In Albany, the TWU is pushing for laws sponsored by Assemblymember Robert Carroll (D-Brooklyn) that would levy a $3 surcharge on deals ordered on the web (other than food stuff or drugs) in the metropolis, and an additional bill that would resume collecting the state’s inventory-transfer tax, enacted in 1981 but quickly deserted, of 5¢ on each share bought for $20 or much more.

The two Utano and nationwide TWU President John Samuelsen say the MTA demands a constant resource of funds to hold from frequently battling with deficits. The stock-transfer tax, which would earmark 25% of revenues for the MTA, could raise $15 billion, claims Utano—but he objects that it would not fork out out any cash right until April 2023.

“We will need that dollars now,” he says.

Prepare operator Evangeline Byars argues that the MTA should really borrow income, in anticipation that the Biden administration will aid the metropolis, right before it cuts jobs. 

“No a single in the incoming administration has reported they do not want to aid New York,” she suggests. “There’s no motive for them to go so immediately to lay off all these individuals. Soon after we misplaced 132 persons in the course of the pandemic, to lay us off in mass quantities is an assault on us employees, the types they deem essential.”

She also believes the TWU should really be complicated the MTA a lot more instantly. Yet another faction in the union, Local 100 Fightback, is planning to rally outside the house MTA headquarters in advance of the Dec. 16 meeting to demand that the condition enact a “millionaires tax,” legislation that would elevate taxes on profits over $1 million a 12 months from 8.82% to as significant as 11.85% for money higher than $100 million. Gov. Andrew Cuomo has strongly opposed the idea.

The TWU has not taken a posture on the millionaires tax, Utano states.

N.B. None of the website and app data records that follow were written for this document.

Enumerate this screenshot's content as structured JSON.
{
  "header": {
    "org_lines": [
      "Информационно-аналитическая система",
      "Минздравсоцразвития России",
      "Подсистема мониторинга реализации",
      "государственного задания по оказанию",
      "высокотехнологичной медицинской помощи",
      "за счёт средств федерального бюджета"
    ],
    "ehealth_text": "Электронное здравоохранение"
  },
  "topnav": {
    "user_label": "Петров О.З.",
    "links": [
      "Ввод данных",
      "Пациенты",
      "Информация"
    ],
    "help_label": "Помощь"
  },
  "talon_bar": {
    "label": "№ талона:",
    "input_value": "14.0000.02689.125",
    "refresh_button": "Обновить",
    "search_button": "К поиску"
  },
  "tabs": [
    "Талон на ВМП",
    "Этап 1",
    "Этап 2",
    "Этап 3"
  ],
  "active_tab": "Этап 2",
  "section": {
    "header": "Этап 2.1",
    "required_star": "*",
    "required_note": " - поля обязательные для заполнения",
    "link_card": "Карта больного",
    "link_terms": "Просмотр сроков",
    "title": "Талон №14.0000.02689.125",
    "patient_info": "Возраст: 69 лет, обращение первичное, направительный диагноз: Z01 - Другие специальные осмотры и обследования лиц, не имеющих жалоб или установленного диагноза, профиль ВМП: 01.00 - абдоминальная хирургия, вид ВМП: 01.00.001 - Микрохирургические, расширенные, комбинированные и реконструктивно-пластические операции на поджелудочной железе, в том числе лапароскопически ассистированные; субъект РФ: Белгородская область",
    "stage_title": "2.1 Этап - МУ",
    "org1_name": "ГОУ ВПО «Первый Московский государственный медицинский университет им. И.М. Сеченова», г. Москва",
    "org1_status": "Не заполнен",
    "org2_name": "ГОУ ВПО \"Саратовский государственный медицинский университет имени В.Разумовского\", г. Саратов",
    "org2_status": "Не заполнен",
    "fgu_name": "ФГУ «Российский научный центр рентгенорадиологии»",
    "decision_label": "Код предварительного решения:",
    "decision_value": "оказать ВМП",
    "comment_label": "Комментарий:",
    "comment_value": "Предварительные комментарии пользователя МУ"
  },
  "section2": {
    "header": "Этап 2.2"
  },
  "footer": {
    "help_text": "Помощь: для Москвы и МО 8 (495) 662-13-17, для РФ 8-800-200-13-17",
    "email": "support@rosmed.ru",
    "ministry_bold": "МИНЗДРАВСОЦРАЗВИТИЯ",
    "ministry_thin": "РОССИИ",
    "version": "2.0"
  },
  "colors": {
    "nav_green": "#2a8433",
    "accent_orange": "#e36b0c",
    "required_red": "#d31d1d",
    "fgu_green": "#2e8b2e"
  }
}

He adds that the union will “absolutely” obstacle any layoffs or service cuts when the MTA retains public hearings.

“We will not be opening up our contract beneath any situations,” states Layne.

When the MTA slash solutions by 30% in the course of the recession in 2010, he remembers, operators on the occupation for considerably less than two or 3 years fell target. Some routes, this sort of as the M18 on Convent Avenue in Harlem, have been eliminated, and the frequency of buses was minimized on all routes—“which has in no way been restored,” he notes.

Public transportation is “the circulatory technique of the town,” Layne states, and individuals in neighborhoods like Harlem, Brownsville, Morrisania, and East Flatbush do not have alternate options if company is slash. 

Significantly less service suggests far more crowded buses, he provides. “Now you’re talking about a crowded bus in the middle of a pandemic.”

“The MTA is heading to have to turn into innovative to locate approaches to take care of the company without the need of hurting the rank and file,” Layne insists. Through the pandemic’s peak previous spring, he notes, subways and buses carried not just overall health-treatment staff, but foods-provide staff and residence well being aides who wouldn’t have been ready to get to their work if not.

“This is what the MTA and the powers that be need to have to get into thought right before they get started laying us off,” he says.